Sometimes people take for granted things that are unseen, such as the air they breathe. Unknown to them, what goes into their lungs can either give them good health or cut their lifespan. This is especially true with indoor air quality, as most people spend 90% of their lives inside their homes, offices, and other enclosed structures. They may think that indoor air is cleaner in a controlled environment but it could be the exact opposite. 

Indoor air quality can either lead to improved health conditions or it could cause severe illness.  Property owners and managers can rely on air quality consultants such as Opira that offers indoor air quality testing and services to ensure that indoor air isn’t only breathable but safe for everyone. 

Indoor Air Quality And Your Health 

Indoor air quality is closely tied to the well-being of building occupants. The presence of indoor pollutants from building furnishings and human activities can have a negative impact on one’s health. Inadequate ventilation and poorly maintained HVAC systems can also contribute to decreased air quality. Some of these effects are immediate, while constant exposure can lead to long-term health consequences.

1. Allergic Reactions

Immediate health effects of poor indoor air quality include allergic reactions in the form of eye, nose, and throat irritations. Some may even experience sinus congestion, coughing, and sneezing while others may feel dizzy, tired, or nauseous. 

These conditions are often temporary and can occur singly or as a combination of symptoms known as Sick Building Syndrome (SBS). People may feel cold or flu-like symptoms while staying in the building for several hours. 
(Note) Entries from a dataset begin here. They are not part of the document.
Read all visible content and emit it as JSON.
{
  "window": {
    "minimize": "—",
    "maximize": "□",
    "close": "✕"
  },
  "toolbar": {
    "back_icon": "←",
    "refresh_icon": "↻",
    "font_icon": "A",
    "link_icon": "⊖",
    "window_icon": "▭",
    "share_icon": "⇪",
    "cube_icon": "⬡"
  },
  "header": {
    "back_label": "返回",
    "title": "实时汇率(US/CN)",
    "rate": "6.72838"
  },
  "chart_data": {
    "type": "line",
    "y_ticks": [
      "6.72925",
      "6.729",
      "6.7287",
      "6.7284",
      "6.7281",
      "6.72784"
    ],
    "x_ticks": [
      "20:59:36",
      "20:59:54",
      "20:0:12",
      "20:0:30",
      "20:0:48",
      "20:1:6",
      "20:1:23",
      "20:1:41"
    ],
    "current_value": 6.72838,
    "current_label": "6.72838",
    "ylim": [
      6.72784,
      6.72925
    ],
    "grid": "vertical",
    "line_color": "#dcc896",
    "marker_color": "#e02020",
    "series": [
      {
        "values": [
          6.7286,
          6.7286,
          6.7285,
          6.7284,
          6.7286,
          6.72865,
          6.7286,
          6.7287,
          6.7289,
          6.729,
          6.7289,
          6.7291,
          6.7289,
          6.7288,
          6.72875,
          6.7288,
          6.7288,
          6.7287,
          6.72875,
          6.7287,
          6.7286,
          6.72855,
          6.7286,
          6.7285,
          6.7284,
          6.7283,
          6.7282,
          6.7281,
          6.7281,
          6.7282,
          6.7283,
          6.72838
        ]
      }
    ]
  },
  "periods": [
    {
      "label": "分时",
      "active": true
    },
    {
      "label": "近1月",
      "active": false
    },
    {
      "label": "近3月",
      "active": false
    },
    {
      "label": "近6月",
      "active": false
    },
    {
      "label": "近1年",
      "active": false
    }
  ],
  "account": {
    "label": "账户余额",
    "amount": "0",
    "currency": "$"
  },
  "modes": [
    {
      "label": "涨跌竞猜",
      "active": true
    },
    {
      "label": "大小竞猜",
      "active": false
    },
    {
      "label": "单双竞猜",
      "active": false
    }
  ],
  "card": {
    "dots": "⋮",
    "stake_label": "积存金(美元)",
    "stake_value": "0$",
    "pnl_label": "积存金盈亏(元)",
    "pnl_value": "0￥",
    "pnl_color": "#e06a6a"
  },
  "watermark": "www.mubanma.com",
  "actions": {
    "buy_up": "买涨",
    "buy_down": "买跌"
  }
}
However, these discomforts disappear once they leave the building for the weekend or for a vacation. At times, SBS is hard to treat since it can mimic symptoms of common illnesses.    

2. Respiratory Diseases

Respiratory illness is another effect of poor indoor air quality. Adults and children who have pre-existing conditions may find themselves vulnerable as pollutants act as triggers for asthma attacks and other illnesses. 

Prolonged exposure may also lead to Building Related Illness. Several workers, tenants, or guests may experience the same symptoms after being in a specific area or being in the building at a specific time. Legionnaire’s Disease and Pontiac Fever are common respiratory illnesses, which are caused by contaminated building air conditions. 

3. Heart Disease and Cancer

Long-term health conditions can also result from years of constant exposure. Particulate matter can accumulate in the lungs and can spread to other organs which can cause chronic illnesses such as heart disease. Prolonged exposure may even lead to life-threatening illnesses such as cancer. 

4. Mental Health Issues 

Indoor air quality not only affects respiratory and heart functions but also impacts mental health. Dirty air can disrupt sleep, which in turn can affect mental well-being.

Studies show that pollutants from stoves, tobacco smoke, paints, asbestos, carbon monoxide, and radon can affect the cognitive development of children. It can also increase mental health disorders such as schizophrenia, ADHD, bipolar disorder, and even depression. 

There are numerous health risks involved with poor indoor air quality. It’s important for homeowners and building managers to install adequate measures to ensure air is safe especially for those with sensitive health.

5. Positive Effects on Well-Being 

Conversely, good indoor air quality can lead to greater health and well-being. When allergens are minimized through regular cleaning and maintenance of HVAC systems, individuals won’t experience symptoms of Sick Building Syndrome or Building Related Illness. 

Satisfactory levels of indoor air quality can also eliminate other physical discomforts and may even provide a relaxing atmosphere. It can provide a conducive learning environment in schools, create productive workspaces, and help make workers productive, and may even reduce incidents of chronic respiratory and cardiovascular illnesses. Quality ambient air may also lessen premature deaths and help improve well-being.

Conclusion 

Indoor air quality is directly related to your health. Poor levels can trigger allergic reactions and a host of other discomforts such as Sick Building Syndrome or Building Related Illness. It may even exacerbate existing health conditions and progress into severe illnesses such as heart disease and cancer. In addition, dirty air can also affect sleep and mental health.

This relationship shows the importance of maintaining good indoor air quality. Property owners and managers can make this a priority by enlisting the services of specialists. Their concerted effort is key to ensuring buildings of all shapes and sizes not only have breathable air but also provide a relaxing atmosphere that could improve well-being and ensure longevity for everyone.